The day it was thought that I was wearing a hijab

I decided to go to Ankara for a day. 

In making that decision I was not prepared for the reaction towards what I chose to wear for my day out. 

Summer days are long, hot and unforgivingly humid in Turkey. To combat this uneasiness, I chose to wear a maxi dress. It was patterned and sleeveless and like all maxi dresses, skimmed to the arches of my foot. 

In addition to the maxi dress, I also chose to tie my hair up in a black headscarf. The choice of style was typically Afro-Caribbean- the bun style on the nape of the neck. 

Before heading to the station to get the coach to Ankara, I needed to attend to some 'formal' affairs, and so decided to wear a light cardigan over my maxi dress since it was sleeveless. 

 #OOTD: Maxi dress, cardigan and headscarf

#OOTD: Maxi dress, cardigan and headscarf

I didn't think much of my outfit at all. I was covered, comfortable and cute. 

However, I didn't that realise being in a predominantly Muslim country and being fully covered with a head covering would be automatically interpreted as being Muslim. 

Please note I was not wearing a hijab, which stipulates that your neck should be fully covered too if not by the head covering, by some other article of clothing. 

My hair was simply tied in a black headscarf and wrapped in a bun. 

My cardigan clearly showed my neck. 

Yes, everything else was covered. 

Hence, my shock when walking to the place of business and the station, I got a copious number of double takes, stares and pointing of fingers- way more than the average daily norm.

On my way, I heard whispers of "Ojam, hijabi."

It was only then that it dawned on me, that people thought that I had converted to Islam and had not learned how to wrap my hijab correctly to cover my neck, which was clearly exposed, at least to the front. 

And as a result, I sensed that some were offended. Deeply.

I clearly was not wearing a hijab, but in a Muslim culture, a head covering was almost certainly identified as such. 

In an effort to end the ambiguity, I took off my cardigan, thereby exposing my arms. In so doing I thought that it would be clear that I was not attempting to wear a hijab- just simply a headscarf. 

I think that made it worse. 

Retracing my steps from the place of business as I made my way to the station, most people stood in shock and confusion. 

They couldn't figure it out. 

And I couldn't figure out why?

In 2015, when everyone had internet and satellite television and most Turkish people consumed quite a bit of Western media including channels like BET and MTV, I couldn't understand why a woman wearing a headscarf not as a hijab but as a summer headscarf would attract such attention. 

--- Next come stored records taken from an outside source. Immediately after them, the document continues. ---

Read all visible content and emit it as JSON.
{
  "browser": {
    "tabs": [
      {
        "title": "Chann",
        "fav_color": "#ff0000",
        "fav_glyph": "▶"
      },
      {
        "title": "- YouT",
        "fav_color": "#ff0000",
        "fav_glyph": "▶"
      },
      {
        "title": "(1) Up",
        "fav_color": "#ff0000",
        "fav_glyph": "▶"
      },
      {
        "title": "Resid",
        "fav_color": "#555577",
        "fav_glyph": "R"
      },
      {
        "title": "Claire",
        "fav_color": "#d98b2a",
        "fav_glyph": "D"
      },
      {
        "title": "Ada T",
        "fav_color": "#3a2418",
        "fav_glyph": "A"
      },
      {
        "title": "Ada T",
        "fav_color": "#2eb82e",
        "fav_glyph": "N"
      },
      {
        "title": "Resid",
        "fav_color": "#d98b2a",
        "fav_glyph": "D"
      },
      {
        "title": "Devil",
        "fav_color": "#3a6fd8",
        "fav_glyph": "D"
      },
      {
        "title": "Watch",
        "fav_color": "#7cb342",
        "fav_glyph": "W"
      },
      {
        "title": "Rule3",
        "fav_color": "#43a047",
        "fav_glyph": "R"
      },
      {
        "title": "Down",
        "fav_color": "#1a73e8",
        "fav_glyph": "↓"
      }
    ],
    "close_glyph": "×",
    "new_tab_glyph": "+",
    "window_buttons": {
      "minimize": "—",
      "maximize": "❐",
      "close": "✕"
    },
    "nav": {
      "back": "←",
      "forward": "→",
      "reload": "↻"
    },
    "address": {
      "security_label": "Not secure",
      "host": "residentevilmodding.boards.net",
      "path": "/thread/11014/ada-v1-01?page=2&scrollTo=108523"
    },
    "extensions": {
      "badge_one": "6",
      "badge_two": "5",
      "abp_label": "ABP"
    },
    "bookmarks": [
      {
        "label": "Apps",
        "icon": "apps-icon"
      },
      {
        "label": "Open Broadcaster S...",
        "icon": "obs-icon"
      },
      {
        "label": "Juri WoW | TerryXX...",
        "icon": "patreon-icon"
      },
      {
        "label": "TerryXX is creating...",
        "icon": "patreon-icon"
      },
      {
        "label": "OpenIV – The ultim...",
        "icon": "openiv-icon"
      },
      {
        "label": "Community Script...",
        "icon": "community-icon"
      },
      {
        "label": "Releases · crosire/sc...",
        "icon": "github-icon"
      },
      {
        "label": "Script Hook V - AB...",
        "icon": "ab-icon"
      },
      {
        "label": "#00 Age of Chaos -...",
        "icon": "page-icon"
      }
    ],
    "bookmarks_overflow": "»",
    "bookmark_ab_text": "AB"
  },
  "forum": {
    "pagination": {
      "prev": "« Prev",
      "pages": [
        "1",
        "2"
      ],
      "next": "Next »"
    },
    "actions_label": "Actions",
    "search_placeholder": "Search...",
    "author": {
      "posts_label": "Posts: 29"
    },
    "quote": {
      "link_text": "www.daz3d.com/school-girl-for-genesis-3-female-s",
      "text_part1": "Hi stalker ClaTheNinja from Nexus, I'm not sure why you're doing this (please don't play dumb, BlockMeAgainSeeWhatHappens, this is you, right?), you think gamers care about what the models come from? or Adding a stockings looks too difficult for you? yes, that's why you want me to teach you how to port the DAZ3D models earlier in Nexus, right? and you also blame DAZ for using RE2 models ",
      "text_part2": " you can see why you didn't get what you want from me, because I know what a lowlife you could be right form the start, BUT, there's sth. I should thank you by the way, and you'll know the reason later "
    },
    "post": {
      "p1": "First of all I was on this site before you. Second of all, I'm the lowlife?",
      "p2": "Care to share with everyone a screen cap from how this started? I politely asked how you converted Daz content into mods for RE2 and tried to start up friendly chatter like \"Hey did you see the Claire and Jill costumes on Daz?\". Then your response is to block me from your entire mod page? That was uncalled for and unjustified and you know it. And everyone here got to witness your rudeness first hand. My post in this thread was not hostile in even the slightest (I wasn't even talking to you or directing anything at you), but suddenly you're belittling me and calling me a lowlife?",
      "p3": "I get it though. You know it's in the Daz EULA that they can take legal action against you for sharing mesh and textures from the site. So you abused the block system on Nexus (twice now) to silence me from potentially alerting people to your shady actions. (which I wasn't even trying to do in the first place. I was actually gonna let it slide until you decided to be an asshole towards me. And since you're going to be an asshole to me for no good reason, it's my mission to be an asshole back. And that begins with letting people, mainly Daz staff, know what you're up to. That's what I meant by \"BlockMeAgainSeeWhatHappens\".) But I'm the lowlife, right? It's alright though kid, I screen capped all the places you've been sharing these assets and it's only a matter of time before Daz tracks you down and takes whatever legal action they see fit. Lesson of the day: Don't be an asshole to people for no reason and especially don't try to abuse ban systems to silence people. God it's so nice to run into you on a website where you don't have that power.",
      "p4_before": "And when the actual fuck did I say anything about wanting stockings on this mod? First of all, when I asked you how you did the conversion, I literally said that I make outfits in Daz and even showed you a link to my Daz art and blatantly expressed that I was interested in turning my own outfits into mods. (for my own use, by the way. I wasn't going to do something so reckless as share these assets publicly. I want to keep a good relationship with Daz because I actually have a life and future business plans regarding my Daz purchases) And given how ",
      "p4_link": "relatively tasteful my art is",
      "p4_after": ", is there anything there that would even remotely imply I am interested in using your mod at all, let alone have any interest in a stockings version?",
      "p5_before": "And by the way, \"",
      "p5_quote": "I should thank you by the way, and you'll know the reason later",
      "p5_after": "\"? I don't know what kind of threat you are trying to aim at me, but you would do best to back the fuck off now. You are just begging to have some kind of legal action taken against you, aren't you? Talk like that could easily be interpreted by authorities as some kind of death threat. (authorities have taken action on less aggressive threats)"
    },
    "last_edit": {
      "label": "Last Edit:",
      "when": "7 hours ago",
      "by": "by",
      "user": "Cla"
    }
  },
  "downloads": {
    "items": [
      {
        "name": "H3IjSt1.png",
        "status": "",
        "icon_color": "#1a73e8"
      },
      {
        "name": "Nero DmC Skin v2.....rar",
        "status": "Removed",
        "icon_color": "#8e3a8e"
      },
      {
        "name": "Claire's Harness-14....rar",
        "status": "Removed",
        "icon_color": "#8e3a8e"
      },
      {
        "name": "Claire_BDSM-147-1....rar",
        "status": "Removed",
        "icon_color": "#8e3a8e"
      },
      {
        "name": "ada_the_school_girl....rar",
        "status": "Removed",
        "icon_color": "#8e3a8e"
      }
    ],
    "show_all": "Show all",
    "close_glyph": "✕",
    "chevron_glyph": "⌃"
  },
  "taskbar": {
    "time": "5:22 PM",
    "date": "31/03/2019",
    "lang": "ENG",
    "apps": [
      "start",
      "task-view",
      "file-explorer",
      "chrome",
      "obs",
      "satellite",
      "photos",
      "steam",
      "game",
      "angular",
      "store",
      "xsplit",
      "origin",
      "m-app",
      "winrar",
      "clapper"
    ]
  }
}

I had worn headscarves already, I believe. Ethnic headscarves but never a solid black one, and that is the only difference that I could attribute to getting that much attention. 

I thought about it and thought about it some more. 

And I'm still thinking about it. 

The point is, is that I'm  not sure if I was perceived as rude; as if I were mocking the meaning of the hijab. I believe so- given the response. 

But, obviously that was not my intention. 

I was simply wearing a headscarf. 

So, if there is fault to be given for this situation, whose is it?

Mine, for not thinking about the implications of tying my hair in a headscarf or the people who are not au fait with the use of headscarves by non Muslim women as a hair accessory and/or maintenance aid; the purposes for which I used my head scarf?

What do you think?


Photo taken and edited by Petra.